## Website and app data records
-=-=-

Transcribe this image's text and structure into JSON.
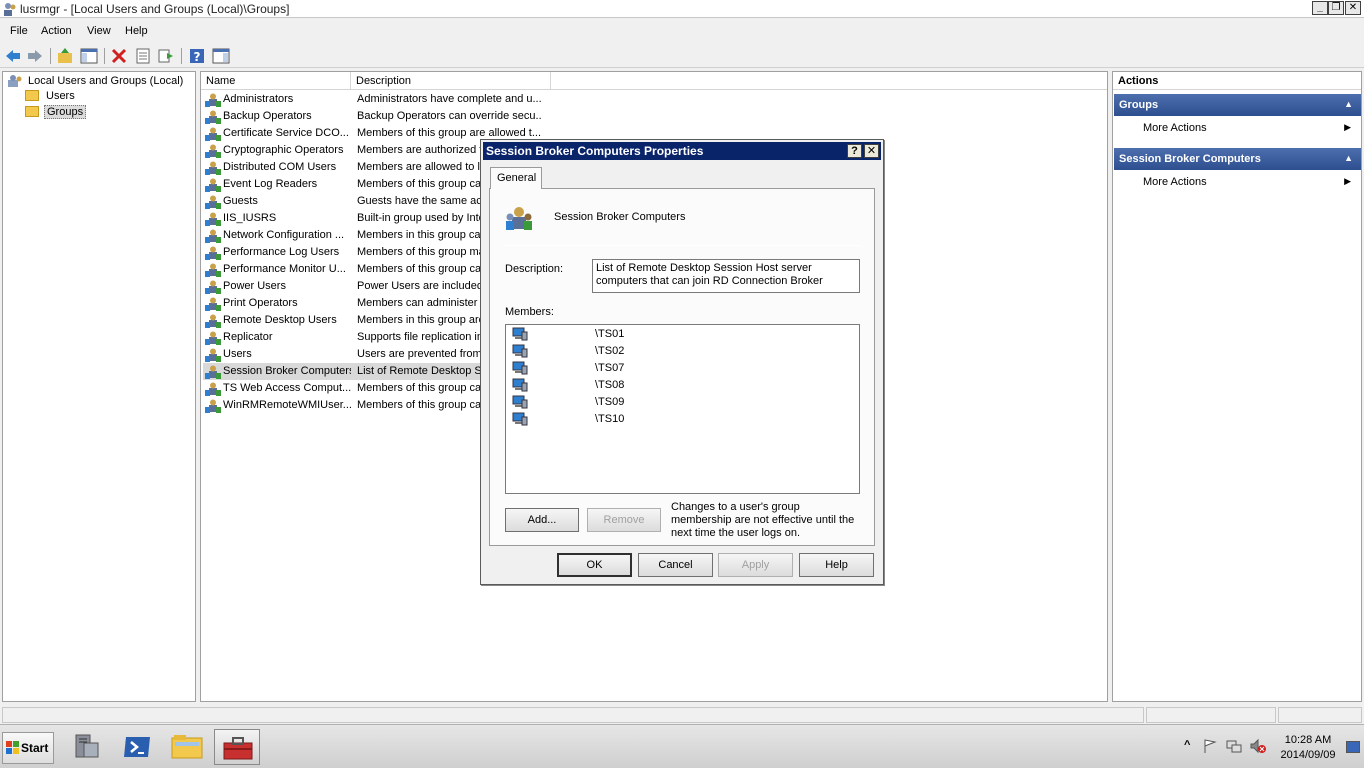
{
  "window": {
    "title": "lusrmgr - [Local Users and Groups (Local)\\Groups]"
  },
  "menu": {
    "items": [
      "File",
      "Action",
      "View",
      "Help"
    ]
  },
  "toolbar": {
    "icons": [
      "back-arrow-icon",
      "forward-arrow-icon",
      "up-folder-icon",
      "show-hide-tree-icon",
      "delete-icon",
      "properties-icon",
      "export-list-icon",
      "help-icon",
      "show-hide-action-pane-icon"
    ]
  },
  "tree": {
    "root": "Local Users and Groups (Local)",
    "items": [
      "Users",
      "Groups"
    ],
    "selected": "Groups"
  },
  "list": {
    "columns": [
      "Name",
      "Description"
    ],
    "rows": [
      {
        "name": "Administrators",
        "desc": "Administrators have complete and u..."
      },
      {
        "name": "Backup Operators",
        "desc": "Backup Operators can override secu..."
      },
      {
        "name": "Certificate Service DCO...",
        "desc": "Members of this group are allowed t..."
      },
      {
        "name": "Cryptographic Operators",
        "desc": "Members are authorized t"
      },
      {
        "name": "Distributed COM Users",
        "desc": "Members are allowed to la"
      },
      {
        "name": "Event Log Readers",
        "desc": "Members of this group car"
      },
      {
        "name": "Guests",
        "desc": "Guests have the same acc"
      },
      {
        "name": "IIS_IUSRS",
        "desc": "Built-in group used by Inte"
      },
      {
        "name": "Network Configuration ...",
        "desc": "Members in this group car"
      },
      {
        "name": "Performance Log Users",
        "desc": "Members of this group ma"
      },
      {
        "name": "Performance Monitor U...",
        "desc": "Members of this group car"
      },
      {
        "name": "Power Users",
        "desc": "Power Users are included"
      },
      {
        "name": "Print Operators",
        "desc": "Members can administer d"
      },
      {
        "name": "Remote Desktop Users",
        "desc": "Members in this group are"
      },
      {
        "name": "Replicator",
        "desc": "Supports file replication in"
      },
      {
        "name": "Users",
        "desc": "Users are prevented from"
      },
      {
        "name": "Session Broker Computers",
        "desc": "List of Remote Desktop Se"
      },
      {
        "name": "TS Web Access Comput...",
        "desc": "Members of this group car"
      },
      {
        "name": "WinRMRemoteWMIUser...",
        "desc": "Members of this group car"
      }
    ],
    "selected_index": 16
  },
  "actions": {
    "header": "Actions",
    "sections": [
      {
        "title": "Groups",
        "item": "More Actions"
      },
      {
        "title": "Session Broker Computers",
        "item": "More Actions"
      }
    ]
  },
  "dialog": {
    "title": "Session Broker Computers Properties",
    "help_glyph": "?",
    "close_glyph": "✕",
    "tab": "General",
    "group_name": "Session Broker Computers",
    "description_label": "Description:",
    "description_value": "List of Remote Desktop Session Host server computers that can join RD Connection Broker",
    "members_label": "Members:",
    "members": [
      "\\TS01",
      "\\TS02",
      "\\TS07",
      "\\TS08",
      "\\TS09",
      "\\TS10"
    ],
    "add_label": "Add...",
    "remove_label": "Remove",
    "note": "Changes to a user's group membership are not effective until the next time the user logs on.",
    "ok_label": "OK",
    "cancel_label": "Cancel",
    "apply_label": "Apply",
    "help_label": "Help"
  },
  "taskbar": {
    "start_label": "Start",
    "apps": [
      "server-manager-icon",
      "powershell-icon",
      "explorer-icon",
      "toolbox-icon"
    ],
    "tray_chevron": "^",
    "time": "10:28 AM",
    "date": "2014/09/09"
  },
  "colors": {
    "dialog_title": "#0a246a",
    "action_section": "#2e4f8f",
    "selection": "#d9d9d9"
  }
}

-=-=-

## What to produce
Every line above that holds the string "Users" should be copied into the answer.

## The answer
    "title": "lusrmgr - [Local Users and Groups (Local)\\Groups]"
    "root": "Local Users and Groups (Local)",
      "Users",
        "name": "Distributed COM Users",
        "name": "Performance Log Users",
        "name": "Power Users",
        "desc": "Power Users are included"
        "name": "Remote Desktop Users",
        "name": "Users",
        "desc": "Users are prevented from"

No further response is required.